    Recent studies have shown the importance of new particle formation (NPF) to global cloud condensation nuclei (CCN) production, as well as to air pollution in megacities. In addition to the necessary presence of low-volatility vapors that can form new aerosol particles, both numerical and observational studies have shown that the dynamics of the planetary boundary layer (BL) plays an important role in NPF. Evidence from field observations suggests that roll vortices might be favorable for inducing NPF in a convective BL. However, direct observations and estimates of the potential importance of this phenomenon to the production of new aerosol particles are lacking. Here we show that rolls frequently induce NPF bursts along the horizontal circulations and that the small clusters and particles originating from these localized bursts grow in size similar to particles typically ascribed to atmospheric NPF that occur almost homogeneously at a regional scale. We outline a method to identify roll-induced NPF from measurements and, based on the collected data, estimate the impact of roll vortices on the overall aerosol particle production due to NPF at a boreal forest site (83% +/- 34% and 26% +/- 8% overall enhancement in particle formation for 3 and 10 nm particles, respectively). We conclude that the formation of roll vortices should be taken into account when estimating particle number budgets in the atmospheric BL.
  • Li, Haoran; Moisseev, Dmitri (2020)

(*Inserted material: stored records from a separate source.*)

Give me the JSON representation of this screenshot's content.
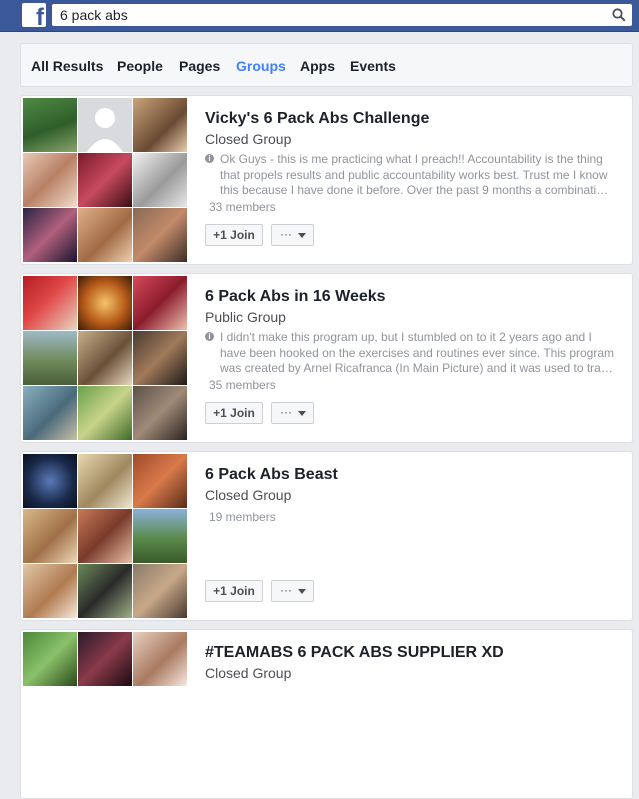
{
  "search": {
    "value": "6 pack abs"
  },
  "tabs": [
    {
      "label": "All Results"
    },
    {
      "label": "People"
    },
    {
      "label": "Pages"
    },
    {
      "label": "Groups"
    },
    {
      "label": "Apps"
    },
    {
      "label": "Events"
    }
  ],
  "active_tab": "Groups",
  "colors": {
    "header": "#3b5998",
    "active_tab": "#4080ff",
    "background": "#e9ebee"
  },
  "results": [
    {
      "title": "Vicky's 6 Pack Abs Challenge",
      "privacy": "Closed Group",
      "description": "Ok Guys - this is me practicing what I preach!! Accountability is the thing that propels results and public accountability works best. Trust me I know this because I have done it before. Over the past 9 months a combinati…",
      "members": "33 members",
      "join_label": "+1 Join",
      "more_label": "···"
    },
    {
      "title": "6 Pack Abs in 16 Weeks",
      "privacy": "Public Group",
      "description": "I didn't make this program up, but I stumbled on to it 2 years ago and I have been hooked on the exercises and routines ever since. This program was created by Arnel Ricafranca (In Main Picture) and it was used to tra…",
      "members": "35 members",
      "join_label": "+1 Join",
      "more_label": "···"
    },
    {
      "title": "6 Pack Abs Beast",
      "privacy": "Closed Group",
      "description": "",
      "members": "19 members",
      "join_label": "+1 Join",
      "more_label": "···"
    },
    {
      "title": "#TEAMABS 6 PACK ABS SUPPLIER XD",
      "privacy": "Closed Group"
    }
  ]
}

    Dual-frequency dual-polarization radar observations of the melting of two ice populations in a stratiform rainfall event are presented. The observed phenomenon occurs as a two-layer linear depolarization ratio (LDR) signature in a single radar bright band. Doppler spectra observations show that the upper LDR layer is caused by the melting of ice needles, potentially generated by the rime-splintering process, while the lower one is mainly due to the melting of background ice particles formed at the cloud top. The melting signal of small needles acts as a unique benchmark for detecting the onset of melting and is used to verify the current methods for the identification of melting layer boundaries. The radar-derived characteristics of the melting layer are found to be dependent on the radar variable and frequency used. The implications of the presented findings for radar-based studies of precipitation properties in and above the melting layer are also discussed.
  • Tiira, Jussi; Moisseev, Dmitri (2020)
    Vertical profiles of polarimetric radar variables can be used to identify fingerprints of snow growth processes. In order to systematically study such manifestations of precipitation processes, we have developed an unsupervised classification method. The method is based on k-means clustering of vertical profiles of polarimetric radar variables, namely reflectivity, differential reflectivity and specific differential phase. For rain events, the classification is applied to radar profiles truncated at the melting layer top. For the snowfall cases, the surface air temperature is used as an additional input parameter. The proposed unsupervised classification was applied to 3.5 years of data collected by the Finnish Meteorological Institute Ikaalinen radar. The vertical profiles of radar variables were computed above the University of Helsinki Hyytiala station, located 64 km east of the radar. Using these data, we show that the profiles of radar variables can be grouped into 10 and 16 classes for rainfall and snowfall events, respectively. These classes seem to capture most important snow growth and ice cloud processes. Using this classification, the main features of the precipitation formation processes, as observed in Finland, are presented.